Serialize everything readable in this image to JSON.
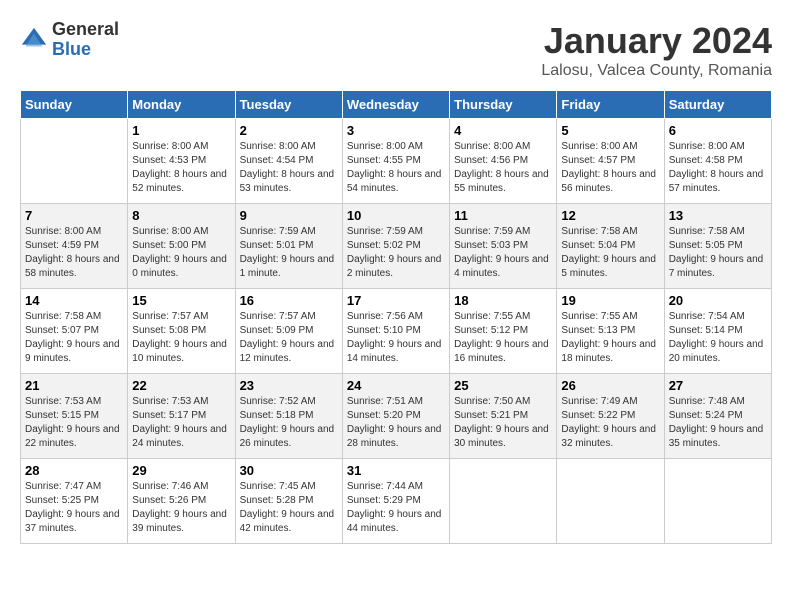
{
  "logo": {
    "general": "General",
    "blue": "Blue"
  },
  "title": "January 2024",
  "location": "Lalosu, Valcea County, Romania",
  "days_of_week": [
    "Sunday",
    "Monday",
    "Tuesday",
    "Wednesday",
    "Thursday",
    "Friday",
    "Saturday"
  ],
  "weeks": [
    [
      {
        "day": "",
        "sunrise": "",
        "sunset": "",
        "daylight": ""
      },
      {
        "day": "1",
        "sunrise": "Sunrise: 8:00 AM",
        "sunset": "Sunset: 4:53 PM",
        "daylight": "Daylight: 8 hours and 52 minutes."
      },
      {
        "day": "2",
        "sunrise": "Sunrise: 8:00 AM",
        "sunset": "Sunset: 4:54 PM",
        "daylight": "Daylight: 8 hours and 53 minutes."
      },
      {
        "day": "3",
        "sunrise": "Sunrise: 8:00 AM",
        "sunset": "Sunset: 4:55 PM",
        "daylight": "Daylight: 8 hours and 54 minutes."
      },
      {
        "day": "4",
        "sunrise": "Sunrise: 8:00 AM",
        "sunset": "Sunset: 4:56 PM",
        "daylight": "Daylight: 8 hours and 55 minutes."
      },
      {
        "day": "5",
        "sunrise": "Sunrise: 8:00 AM",
        "sunset": "Sunset: 4:57 PM",
        "daylight": "Daylight: 8 hours and 56 minutes."
      },
      {
        "day": "6",
        "sunrise": "Sunrise: 8:00 AM",
        "sunset": "Sunset: 4:58 PM",
        "daylight": "Daylight: 8 hours and 57 minutes."
      }
    ],
    [
      {
        "day": "7",
        "sunrise": "Sunrise: 8:00 AM",
        "sunset": "Sunset: 4:59 PM",
        "daylight": "Daylight: 8 hours and 58 minutes."
      },
      {
        "day": "8",
        "sunrise": "Sunrise: 8:00 AM",
        "sunset": "Sunset: 5:00 PM",
        "daylight": "Daylight: 9 hours and 0 minutes."
      },
      {
        "day": "9",
        "sunrise": "Sunrise: 7:59 AM",
        "sunset": "Sunset: 5:01 PM",
        "daylight": "Daylight: 9 hours and 1 minute."
      },
      {
        "day": "10",
        "sunrise": "Sunrise: 7:59 AM",
        "sunset": "Sunset: 5:02 PM",
        "daylight": "Daylight: 9 hours and 2 minutes."
      },
      {
        "day": "11",
        "sunrise": "Sunrise: 7:59 AM",
        "sunset": "Sunset: 5:03 PM",
        "daylight": "Daylight: 9 hours and 4 minutes."
      },
      {
        "day": "12",
        "sunrise": "Sunrise: 7:58 AM",
        "sunset": "Sunset: 5:04 PM",
        "daylight": "Daylight: 9 hours and 5 minutes."
      },
      {
        "day": "13",
        "sunrise": "Sunrise: 7:58 AM",
        "sunset": "Sunset: 5:05 PM",
        "daylight": "Daylight: 9 hours and 7 minutes."
      }
    ],
    [
      {
        "day": "14",
        "sunrise": "Sunrise: 7:58 AM",
        "sunset": "Sunset: 5:07 PM",
        "daylight": "Daylight: 9 hours and 9 minutes."
      },
      {
        "day": "15",
        "sunrise": "Sunrise: 7:57 AM",
        "sunset": "Sunset: 5:08 PM",
        "daylight": "Daylight: 9 hours and 10 minutes."
      },
      {
        "day": "16",
        "sunrise": "Sunrise: 7:57 AM",
        "sunset": "Sunset: 5:09 PM",
        "daylight": "Daylight: 9 hours and 12 minutes."
      },
      {
        "day": "17",
        "sunrise": "Sunrise: 7:56 AM",
        "sunset": "Sunset: 5:10 PM",
        "daylight": "Daylight: 9 hours and 14 minutes."
      },
      {
        "day": "18",
        "sunrise": "Sunrise: 7:55 AM",
        "sunset": "Sunset: 5:12 PM",
        "daylight": "Daylight: 9 hours and 16 minutes."
      },
      {
        "day": "19",
        "sunrise": "Sunrise: 7:55 AM",
        "sunset": "Sunset: 5:13 PM",
        "daylight": "Daylight: 9 hours and 18 minutes."
      },
      {
        "day": "20",
        "sunrise": "Sunrise: 7:54 AM",
        "sunset": "Sunset: 5:14 PM",
        "daylight": "Daylight: 9 hours and 20 minutes."
      }
    ],
    [
      {
        "day": "21",
        "sunrise": "Sunrise: 7:53 AM",
        "sunset": "Sunset: 5:15 PM",
        "daylight": "Daylight: 9 hours and 22 minutes."
      },
      {
        "day": "22",
        "sunrise": "Sunrise: 7:53 AM",
        "sunset": "Sunset: 5:17 PM",
        "daylight": "Daylight: 9 hours and 24 minutes."
      },
      {
        "day": "23",
        "sunrise": "Sunrise: 7:52 AM",
        "sunset": "Sunset: 5:18 PM",
        "daylight": "Daylight: 9 hours and 26 minutes."
      },
      {
        "day": "24",
        "sunrise": "Sunrise: 7:51 AM",
        "sunset": "Sunset: 5:20 PM",
        "daylight": "Daylight: 9 hours and 28 minutes."
      },
      {
        "day": "25",
        "sunrise": "Sunrise: 7:50 AM",
        "sunset": "Sunset: 5:21 PM",
        "daylight": "Daylight: 9 hours and 30 minutes."
      },
      {
        "day": "26",
        "sunrise": "Sunrise: 7:49 AM",
        "sunset": "Sunset: 5:22 PM",
        "daylight": "Daylight: 9 hours and 32 minutes."
      },
      {
        "day": "27",
        "sunrise": "Sunrise: 7:48 AM",
        "sunset": "Sunset: 5:24 PM",
        "daylight": "Daylight: 9 hours and 35 minutes."
      }
    ],
    [
      {
        "day": "28",
        "sunrise": "Sunrise: 7:47 AM",
        "sunset": "Sunset: 5:25 PM",
        "daylight": "Daylight: 9 hours and 37 minutes."
      },
      {
        "day": "29",
        "sunrise": "Sunrise: 7:46 AM",
        "sunset": "Sunset: 5:26 PM",
        "daylight": "Daylight: 9 hours and 39 minutes."
      },
      {
        "day": "30",
        "sunrise": "Sunrise: 7:45 AM",
        "sunset": "Sunset: 5:28 PM",
        "daylight": "Daylight: 9 hours and 42 minutes."
      },
      {
        "day": "31",
        "sunrise": "Sunrise: 7:44 AM",
        "sunset": "Sunset: 5:29 PM",
        "daylight": "Daylight: 9 hours and 44 minutes."
      },
      {
        "day": "",
        "sunrise": "",
        "sunset": "",
        "daylight": ""
      },
      {
        "day": "",
        "sunrise": "",
        "sunset": "",
        "daylight": ""
      },
      {
        "day": "",
        "sunrise": "",
        "sunset": "",
        "daylight": ""
      }
    ]
  ]
}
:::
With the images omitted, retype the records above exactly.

Result:
Serialize everything readable in this image to JSON.
{
  "logo": {
    "general": "General",
    "blue": "Blue"
  },
  "title": "January 2024",
  "location": "Lalosu, Valcea County, Romania",
  "days_of_week": [
    "Sunday",
    "Monday",
    "Tuesday",
    "Wednesday",
    "Thursday",
    "Friday",
    "Saturday"
  ],
  "weeks": [
    [
      {
        "day": "",
        "sunrise": "",
        "sunset": "",
        "daylight": ""
      },
      {
        "day": "1",
        "sunrise": "Sunrise: 8:00 AM",
        "sunset": "Sunset: 4:53 PM",
        "daylight": "Daylight: 8 hours and 52 minutes."
      },
      {
        "day": "2",
        "sunrise": "Sunrise: 8:00 AM",
        "sunset": "Sunset: 4:54 PM",
        "daylight": "Daylight: 8 hours and 53 minutes."
      },
      {
        "day": "3",
        "sunrise": "Sunrise: 8:00 AM",
        "sunset": "Sunset: 4:55 PM",
        "daylight": "Daylight: 8 hours and 54 minutes."
      },
      {
        "day": "4",
        "sunrise": "Sunrise: 8:00 AM",
        "sunset": "Sunset: 4:56 PM",
        "daylight": "Daylight: 8 hours and 55 minutes."
      },
      {
        "day": "5",
        "sunrise": "Sunrise: 8:00 AM",
        "sunset": "Sunset: 4:57 PM",
        "daylight": "Daylight: 8 hours and 56 minutes."
      },
      {
        "day": "6",
        "sunrise": "Sunrise: 8:00 AM",
        "sunset": "Sunset: 4:58 PM",
        "daylight": "Daylight: 8 hours and 57 minutes."
      }
    ],
    [
      {
        "day": "7",
        "sunrise": "Sunrise: 8:00 AM",
        "sunset": "Sunset: 4:59 PM",
        "daylight": "Daylight: 8 hours and 58 minutes."
      },
      {
        "day": "8",
        "sunrise": "Sunrise: 8:00 AM",
        "sunset": "Sunset: 5:00 PM",
        "daylight": "Daylight: 9 hours and 0 minutes."
      },
      {
        "day": "9",
        "sunrise": "Sunrise: 7:59 AM",
        "sunset": "Sunset: 5:01 PM",
        "daylight": "Daylight: 9 hours and 1 minute."
      },
      {
        "day": "10",
        "sunrise": "Sunrise: 7:59 AM",
        "sunset": "Sunset: 5:02 PM",
        "daylight": "Daylight: 9 hours and 2 minutes."
      },
      {
        "day": "11",
        "sunrise": "Sunrise: 7:59 AM",
        "sunset": "Sunset: 5:03 PM",
        "daylight": "Daylight: 9 hours and 4 minutes."
      },
      {
        "day": "12",
        "sunrise": "Sunrise: 7:58 AM",
        "sunset": "Sunset: 5:04 PM",
        "daylight": "Daylight: 9 hours and 5 minutes."
      },
      {
        "day": "13",
        "sunrise": "Sunrise: 7:58 AM",
        "sunset": "Sunset: 5:05 PM",
        "daylight": "Daylight: 9 hours and 7 minutes."
      }
    ],
    [
      {
        "day": "14",
        "sunrise": "Sunrise: 7:58 AM",
        "sunset": "Sunset: 5:07 PM",
        "daylight": "Daylight: 9 hours and 9 minutes."
      },
      {
        "day": "15",
        "sunrise": "Sunrise: 7:57 AM",
        "sunset": "Sunset: 5:08 PM",
        "daylight": "Daylight: 9 hours and 10 minutes."
      },
      {
        "day": "16",
        "sunrise": "Sunrise: 7:57 AM",
        "sunset": "Sunset: 5:09 PM",
        "daylight": "Daylight: 9 hours and 12 minutes."
      },
      {
        "day": "17",
        "sunrise": "Sunrise: 7:56 AM",
        "sunset": "Sunset: 5:10 PM",
        "daylight": "Daylight: 9 hours and 14 minutes."
      },
      {
        "day": "18",
        "sunrise": "Sunrise: 7:55 AM",
        "sunset": "Sunset: 5:12 PM",
        "daylight": "Daylight: 9 hours and 16 minutes."
      },
      {
        "day": "19",
        "sunrise": "Sunrise: 7:55 AM",
        "sunset": "Sunset: 5:13 PM",
        "daylight": "Daylight: 9 hours and 18 minutes."
      },
      {
        "day": "20",
        "sunrise": "Sunrise: 7:54 AM",
        "sunset": "Sunset: 5:14 PM",
        "daylight": "Daylight: 9 hours and 20 minutes."
      }
    ],
    [
      {
        "day": "21",
        "sunrise": "Sunrise: 7:53 AM",
        "sunset": "Sunset: 5:15 PM",
        "daylight": "Daylight: 9 hours and 22 minutes."
      },
      {
        "day": "22",
        "sunrise": "Sunrise: 7:53 AM",
        "sunset": "Sunset: 5:17 PM",
        "daylight": "Daylight: 9 hours and 24 minutes."
      },
      {
        "day": "23",
        "sunrise": "Sunrise: 7:52 AM",
        "sunset": "Sunset: 5:18 PM",
        "daylight": "Daylight: 9 hours and 26 minutes."
      },
      {
        "day": "24",
        "sunrise": "Sunrise: 7:51 AM",
        "sunset": "Sunset: 5:20 PM",
        "daylight": "Daylight: 9 hours and 28 minutes."
      },
      {
        "day": "25",
        "sunrise": "Sunrise: 7:50 AM",
        "sunset": "Sunset: 5:21 PM",
        "daylight": "Daylight: 9 hours and 30 minutes."
      },
      {
        "day": "26",
        "sunrise": "Sunrise: 7:49 AM",
        "sunset": "Sunset: 5:22 PM",
        "daylight": "Daylight: 9 hours and 32 minutes."
      },
      {
        "day": "27",
        "sunrise": "Sunrise: 7:48 AM",
        "sunset": "Sunset: 5:24 PM",
        "daylight": "Daylight: 9 hours and 35 minutes."
      }
    ],
    [
      {
        "day": "28",
        "sunrise": "Sunrise: 7:47 AM",
        "sunset": "Sunset: 5:25 PM",
        "daylight": "Daylight: 9 hours and 37 minutes."
      },
      {
        "day": "29",
        "sunrise": "Sunrise: 7:46 AM",
        "sunset": "Sunset: 5:26 PM",
        "daylight": "Daylight: 9 hours and 39 minutes."
      },
      {
        "day": "30",
        "sunrise": "Sunrise: 7:45 AM",
        "sunset": "Sunset: 5:28 PM",
        "daylight": "Daylight: 9 hours and 42 minutes."
      },
      {
        "day": "31",
        "sunrise": "Sunrise: 7:44 AM",
        "sunset": "Sunset: 5:29 PM",
        "daylight": "Daylight: 9 hours and 44 minutes."
      },
      {
        "day": "",
        "sunrise": "",
        "sunset": "",
        "daylight": ""
      },
      {
        "day": "",
        "sunrise": "",
        "sunset": "",
        "daylight": ""
      },
      {
        "day": "",
        "sunrise": "",
        "sunset": "",
        "daylight": ""
      }
    ]
  ]
}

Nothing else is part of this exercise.